__PROBLEM TO WORK ON__.
In the lines below, look for "amount". Copy each line where it appears.

__STUDY MATERIAL__.
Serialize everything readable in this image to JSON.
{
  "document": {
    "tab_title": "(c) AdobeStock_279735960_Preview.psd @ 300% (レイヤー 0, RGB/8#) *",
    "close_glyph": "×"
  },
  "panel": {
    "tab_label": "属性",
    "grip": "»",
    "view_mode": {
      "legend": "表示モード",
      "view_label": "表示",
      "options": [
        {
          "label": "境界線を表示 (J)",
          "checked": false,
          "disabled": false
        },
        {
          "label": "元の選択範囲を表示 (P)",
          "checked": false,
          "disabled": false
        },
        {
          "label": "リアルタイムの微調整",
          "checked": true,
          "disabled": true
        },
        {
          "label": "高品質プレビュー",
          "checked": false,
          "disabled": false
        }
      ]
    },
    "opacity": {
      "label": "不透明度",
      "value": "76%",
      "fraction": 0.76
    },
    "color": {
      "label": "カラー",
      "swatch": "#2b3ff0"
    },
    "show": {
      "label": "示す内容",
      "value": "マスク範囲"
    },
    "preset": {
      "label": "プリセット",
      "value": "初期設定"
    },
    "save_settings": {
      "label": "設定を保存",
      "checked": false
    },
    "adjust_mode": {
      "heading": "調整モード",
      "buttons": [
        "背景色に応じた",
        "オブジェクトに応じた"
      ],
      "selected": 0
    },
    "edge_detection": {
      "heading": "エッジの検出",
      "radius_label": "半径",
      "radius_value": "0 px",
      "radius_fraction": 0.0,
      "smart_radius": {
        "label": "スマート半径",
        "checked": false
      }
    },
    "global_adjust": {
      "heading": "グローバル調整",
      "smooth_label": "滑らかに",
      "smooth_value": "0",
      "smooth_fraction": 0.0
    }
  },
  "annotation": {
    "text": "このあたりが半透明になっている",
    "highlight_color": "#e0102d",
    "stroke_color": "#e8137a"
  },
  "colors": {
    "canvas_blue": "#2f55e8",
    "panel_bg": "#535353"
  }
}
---
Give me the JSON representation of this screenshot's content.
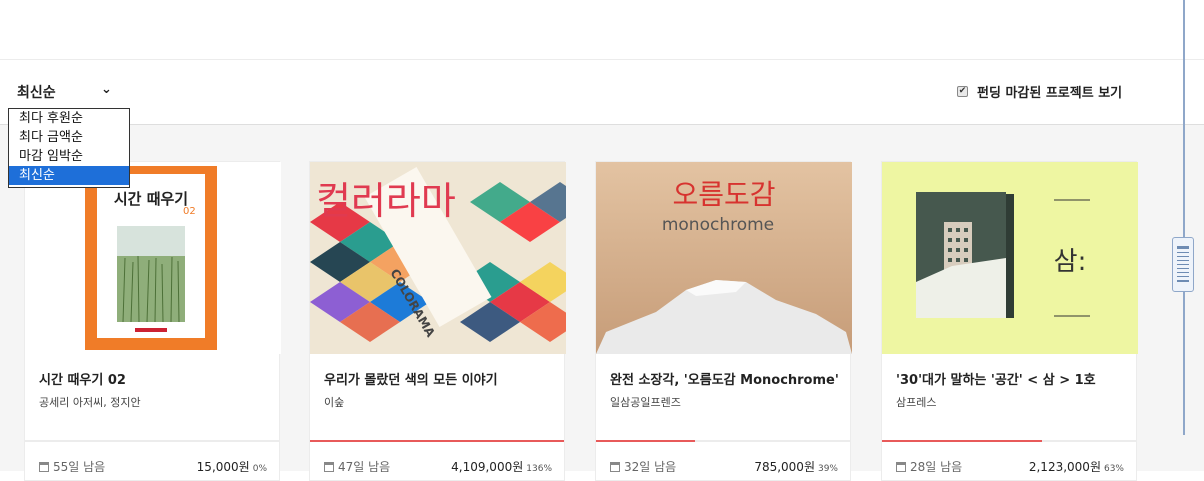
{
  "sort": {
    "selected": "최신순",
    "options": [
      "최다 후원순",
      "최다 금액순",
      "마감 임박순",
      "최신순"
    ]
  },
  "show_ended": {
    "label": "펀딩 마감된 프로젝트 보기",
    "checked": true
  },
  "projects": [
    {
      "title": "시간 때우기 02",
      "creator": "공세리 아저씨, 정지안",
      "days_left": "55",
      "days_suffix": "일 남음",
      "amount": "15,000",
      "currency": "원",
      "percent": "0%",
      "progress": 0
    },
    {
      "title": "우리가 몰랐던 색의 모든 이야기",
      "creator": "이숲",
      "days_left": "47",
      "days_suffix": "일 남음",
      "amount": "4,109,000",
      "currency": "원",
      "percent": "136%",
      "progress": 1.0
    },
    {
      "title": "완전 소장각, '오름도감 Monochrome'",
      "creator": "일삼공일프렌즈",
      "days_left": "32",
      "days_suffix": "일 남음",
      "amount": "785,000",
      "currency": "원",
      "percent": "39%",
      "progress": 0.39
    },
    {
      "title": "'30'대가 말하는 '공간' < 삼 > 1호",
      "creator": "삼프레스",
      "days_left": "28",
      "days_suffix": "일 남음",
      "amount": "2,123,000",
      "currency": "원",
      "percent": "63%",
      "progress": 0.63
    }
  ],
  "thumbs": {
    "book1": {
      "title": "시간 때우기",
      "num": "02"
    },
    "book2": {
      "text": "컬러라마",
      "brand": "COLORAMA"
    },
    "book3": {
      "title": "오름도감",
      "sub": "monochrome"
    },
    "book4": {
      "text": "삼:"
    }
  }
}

__REPLY TO THE TASK__.
      "amount": "15,000",
      "amount": "4,109,000",
      "amount": "785,000",
      "amount": "2,123,000",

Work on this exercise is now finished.